**To do**
Repeat the listing that follows exactly, please.

**Data provided**
• • •

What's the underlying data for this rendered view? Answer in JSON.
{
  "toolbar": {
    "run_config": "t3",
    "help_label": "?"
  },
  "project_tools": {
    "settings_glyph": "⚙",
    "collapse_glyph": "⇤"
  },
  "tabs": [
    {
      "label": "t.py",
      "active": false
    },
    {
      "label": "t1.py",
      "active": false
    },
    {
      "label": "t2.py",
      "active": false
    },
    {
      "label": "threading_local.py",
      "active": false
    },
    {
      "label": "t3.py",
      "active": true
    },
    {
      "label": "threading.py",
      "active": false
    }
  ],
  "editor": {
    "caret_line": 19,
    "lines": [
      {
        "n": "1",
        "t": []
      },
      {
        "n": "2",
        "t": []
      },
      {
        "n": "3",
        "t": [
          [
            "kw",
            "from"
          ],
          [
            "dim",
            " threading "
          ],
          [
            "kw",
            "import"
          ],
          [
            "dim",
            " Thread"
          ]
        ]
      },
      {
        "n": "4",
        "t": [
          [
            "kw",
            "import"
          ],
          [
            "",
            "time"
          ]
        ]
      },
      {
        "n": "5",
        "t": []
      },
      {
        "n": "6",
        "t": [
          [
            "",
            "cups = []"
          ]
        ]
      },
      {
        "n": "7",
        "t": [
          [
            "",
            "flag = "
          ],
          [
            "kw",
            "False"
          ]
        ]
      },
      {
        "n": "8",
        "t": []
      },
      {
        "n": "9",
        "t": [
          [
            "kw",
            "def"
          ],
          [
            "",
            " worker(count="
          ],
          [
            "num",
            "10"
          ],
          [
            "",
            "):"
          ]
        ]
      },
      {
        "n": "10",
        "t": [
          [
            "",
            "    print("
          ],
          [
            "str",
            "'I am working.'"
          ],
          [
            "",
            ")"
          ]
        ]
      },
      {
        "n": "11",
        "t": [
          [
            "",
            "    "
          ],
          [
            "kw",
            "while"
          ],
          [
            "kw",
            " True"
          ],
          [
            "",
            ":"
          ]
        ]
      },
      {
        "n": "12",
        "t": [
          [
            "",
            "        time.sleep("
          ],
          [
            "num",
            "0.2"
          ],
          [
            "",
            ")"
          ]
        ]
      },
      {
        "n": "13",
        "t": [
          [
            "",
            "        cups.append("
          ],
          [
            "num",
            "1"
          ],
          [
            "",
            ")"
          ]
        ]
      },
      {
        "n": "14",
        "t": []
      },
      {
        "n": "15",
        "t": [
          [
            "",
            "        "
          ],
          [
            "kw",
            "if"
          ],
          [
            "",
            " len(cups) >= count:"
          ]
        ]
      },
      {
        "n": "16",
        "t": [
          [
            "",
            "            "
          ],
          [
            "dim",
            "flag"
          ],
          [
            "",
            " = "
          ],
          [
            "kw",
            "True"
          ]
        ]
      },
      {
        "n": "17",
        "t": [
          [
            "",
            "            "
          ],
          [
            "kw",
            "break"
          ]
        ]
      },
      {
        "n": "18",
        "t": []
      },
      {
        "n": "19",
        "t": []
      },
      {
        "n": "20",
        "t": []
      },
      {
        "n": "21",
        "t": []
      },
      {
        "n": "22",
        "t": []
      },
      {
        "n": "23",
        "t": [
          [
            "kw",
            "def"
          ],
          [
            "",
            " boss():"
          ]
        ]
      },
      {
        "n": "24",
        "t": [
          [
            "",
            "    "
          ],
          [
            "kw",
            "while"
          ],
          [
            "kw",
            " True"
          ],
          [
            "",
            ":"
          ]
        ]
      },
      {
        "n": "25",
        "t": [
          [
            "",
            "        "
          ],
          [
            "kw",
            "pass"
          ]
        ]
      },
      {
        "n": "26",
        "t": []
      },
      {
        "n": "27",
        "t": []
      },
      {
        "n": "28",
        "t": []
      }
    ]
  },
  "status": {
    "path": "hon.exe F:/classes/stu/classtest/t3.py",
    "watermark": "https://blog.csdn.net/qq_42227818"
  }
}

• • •

**Task solution**
What's the underlying data for this rendered view? Answer in JSON.
{
  "toolbar": {
    "run_config": "t3",
    "help_label": "?"
  },
  "project_tools": {
    "settings_glyph": "⚙",
    "collapse_glyph": "⇤"
  },
  "tabs": [
    {
      "label": "t.py",
      "active": false
    },
    {
      "label": "t1.py",
      "active": false
    },
    {
      "label": "t2.py",
      "active": false
    },
    {
      "label": "threading_local.py",
      "active": false
    },
    {
      "label": "t3.py",
      "active": true
    },
    {
      "label": "threading.py",
      "active": false
    }
  ],
  "editor": {
    "caret_line": 19,
    "lines": [
      {
        "n": "1",
        "t": []
      },
      {
        "n": "2",
        "t": []
      },
      {
        "n": "3",
        "t": [
          [
            "kw",
            "from"
          ],
          [
            "dim",
            " threading "
          ],
          [
            "kw",
            "import"
          ],
          [
            "dim",
            " Thread"
          ]
        ]
      },
      {
        "n": "4",
        "t": [
          [
            "kw",
            "import"
          ],
          [
            "",
            "time"
          ]
        ]
      },
      {
        "n": "5",
        "t": []
      },
      {
        "n": "6",
        "t": [
          [
            "",
            "cups = []"
          ]
        ]
      },
      {
        "n": "7",
        "t": [
          [
            "",
            "flag = "
          ],
          [
            "kw",
            "False"
          ]
        ]
      },
      {
        "n": "8",
        "t": []
      },
      {
        "n": "9",
        "t": [
          [
            "kw",
            "def"
          ],
          [
            "",
            " worker(count="
          ],
          [
            "num",
            "10"
          ],
          [
            "",
            "):"
          ]
        ]
      },
      {
        "n": "10",
        "t": [
          [
            "",
            "    print("
          ],
          [
            "str",
            "'I am working.'"
          ],
          [
            "",
            ")"
          ]
        ]
      },
      {
        "n": "11",
        "t": [
          [
            "",
            "    "
          ],
          [
            "kw",
            "while"
          ],
          [
            "kw",
            " True"
          ],
          [
            "",
            ":"
          ]
        ]
      },
      {
        "n": "12",
        "t": [
          [
            "",
            "        time.sleep("
          ],
          [
            "num",
            "0.2"
          ],
          [
            "",
            ")"
          ]
        ]
      },
      {
        "n": "13",
        "t": [
          [
            "",
            "        cups.append("
          ],
          [
            "num",
            "1"
          ],
          [
            "",
            ")"
          ]
        ]
      },
      {
        "n": "14",
        "t": []
      },
      {
        "n": "15",
        "t": [
          [
            "",
            "        "
          ],
          [
            "kw",
            "if"
          ],
          [
            "",
            " len(cups) >= count:"
          ]
        ]
      },
      {
        "n": "16",
        "t": [
          [
            "",
            "            "
          ],
          [
            "dim",
            "flag"
          ],
          [
            "",
            " = "
          ],
          [
            "kw",
            "True"
          ]
        ]
      },
      {
        "n": "17",
        "t": [
          [
            "",
            "            "
          ],
          [
            "kw",
            "break"
          ]
        ]
      },
      {
        "n": "18",
        "t": []
      },
      {
        "n": "19",
        "t": []
      },
      {
        "n": "20",
        "t": []
      },
      {
        "n": "21",
        "t": []
      },
      {
        "n": "22",
        "t": []
      },
      {
        "n": "23",
        "t": [
          [
            "kw",
            "def"
          ],
          [
            "",
            " boss():"
          ]
        ]
      },
      {
        "n": "24",
        "t": [
          [
            "",
            "    "
          ],
          [
            "kw",
            "while"
          ],
          [
            "kw",
            " True"
          ],
          [
            "",
            ":"
          ]
        ]
      },
      {
        "n": "25",
        "t": [
          [
            "",
            "        "
          ],
          [
            "kw",
            "pass"
          ]
        ]
      },
      {
        "n": "26",
        "t": []
      },
      {
        "n": "27",
        "t": []
      },
      {
        "n": "28",
        "t": []
      }
    ]
  },
  "status": {
    "path": "hon.exe F:/classes/stu/classtest/t3.py",
    "watermark": "https://blog.csdn.net/qq_42227818"
  }
}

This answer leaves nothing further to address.